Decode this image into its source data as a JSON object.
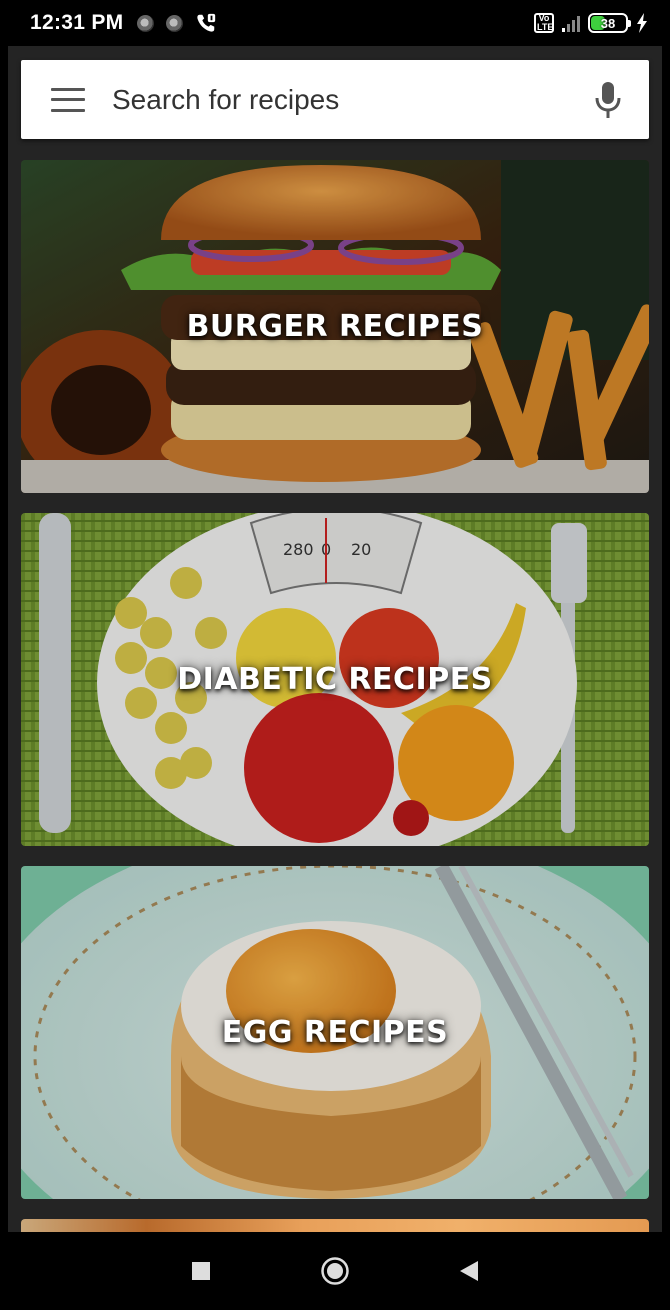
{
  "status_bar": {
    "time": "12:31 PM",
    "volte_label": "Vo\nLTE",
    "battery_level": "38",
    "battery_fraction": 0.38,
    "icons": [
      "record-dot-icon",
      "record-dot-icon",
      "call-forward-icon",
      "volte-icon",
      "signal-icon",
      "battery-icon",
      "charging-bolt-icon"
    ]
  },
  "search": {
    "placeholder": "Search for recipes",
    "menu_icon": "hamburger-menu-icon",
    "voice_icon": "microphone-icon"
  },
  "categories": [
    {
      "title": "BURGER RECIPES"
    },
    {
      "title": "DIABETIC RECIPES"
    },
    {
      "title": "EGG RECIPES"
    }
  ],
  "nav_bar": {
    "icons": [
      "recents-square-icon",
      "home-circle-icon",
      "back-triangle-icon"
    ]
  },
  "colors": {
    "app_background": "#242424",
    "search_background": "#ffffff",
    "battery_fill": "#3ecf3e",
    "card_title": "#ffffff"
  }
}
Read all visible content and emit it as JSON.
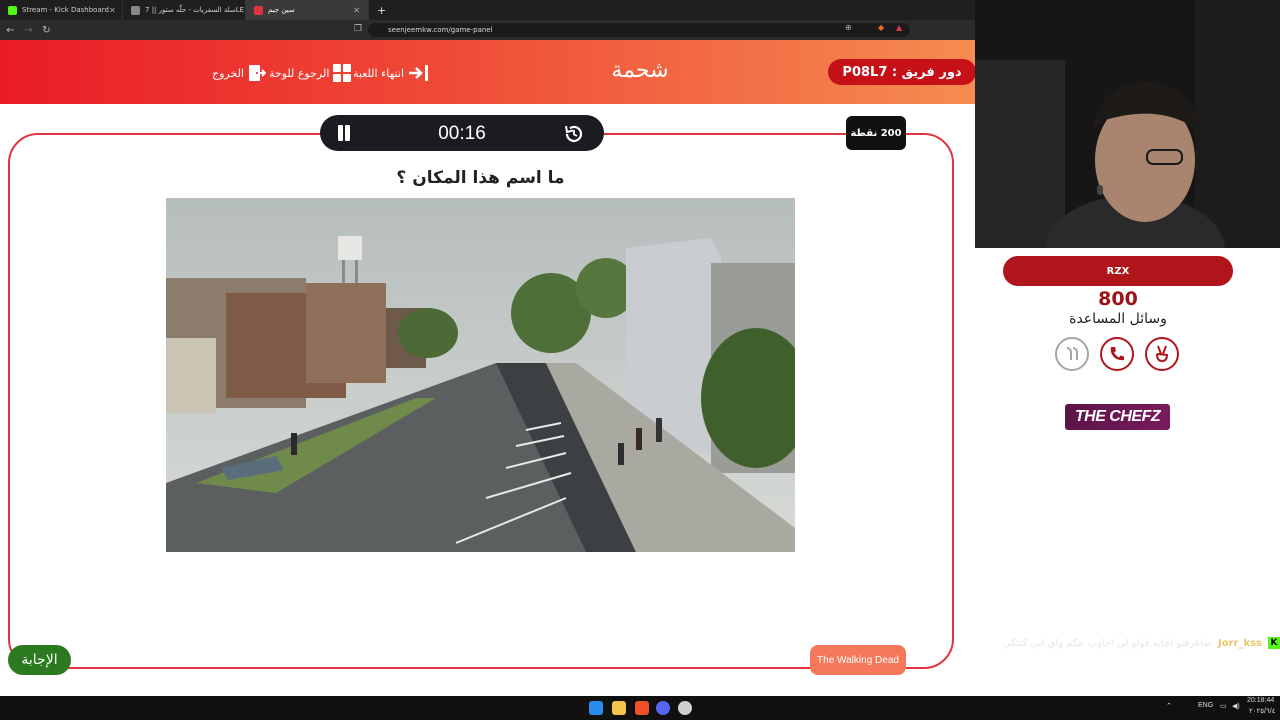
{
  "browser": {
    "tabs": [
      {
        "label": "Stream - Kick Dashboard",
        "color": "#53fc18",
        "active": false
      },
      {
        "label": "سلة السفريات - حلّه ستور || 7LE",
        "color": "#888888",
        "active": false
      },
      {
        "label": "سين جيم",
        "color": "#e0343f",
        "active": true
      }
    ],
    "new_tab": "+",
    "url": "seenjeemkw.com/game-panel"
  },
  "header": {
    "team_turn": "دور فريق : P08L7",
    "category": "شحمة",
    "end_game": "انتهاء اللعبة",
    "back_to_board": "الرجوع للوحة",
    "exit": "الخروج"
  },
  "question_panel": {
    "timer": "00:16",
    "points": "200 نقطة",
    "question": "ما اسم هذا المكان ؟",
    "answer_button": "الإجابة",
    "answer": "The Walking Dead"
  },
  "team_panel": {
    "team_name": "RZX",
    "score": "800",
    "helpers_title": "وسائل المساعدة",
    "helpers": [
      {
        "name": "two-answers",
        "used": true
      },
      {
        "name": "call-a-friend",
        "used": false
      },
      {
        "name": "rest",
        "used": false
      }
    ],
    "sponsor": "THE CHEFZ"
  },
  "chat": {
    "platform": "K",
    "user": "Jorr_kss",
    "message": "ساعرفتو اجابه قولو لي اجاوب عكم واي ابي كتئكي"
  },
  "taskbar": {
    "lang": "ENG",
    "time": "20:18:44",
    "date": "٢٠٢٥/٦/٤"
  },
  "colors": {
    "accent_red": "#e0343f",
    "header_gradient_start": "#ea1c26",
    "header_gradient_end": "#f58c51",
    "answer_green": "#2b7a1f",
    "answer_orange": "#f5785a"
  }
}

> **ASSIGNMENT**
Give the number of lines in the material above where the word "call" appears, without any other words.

> **RESPONSE TO THE TASK**
2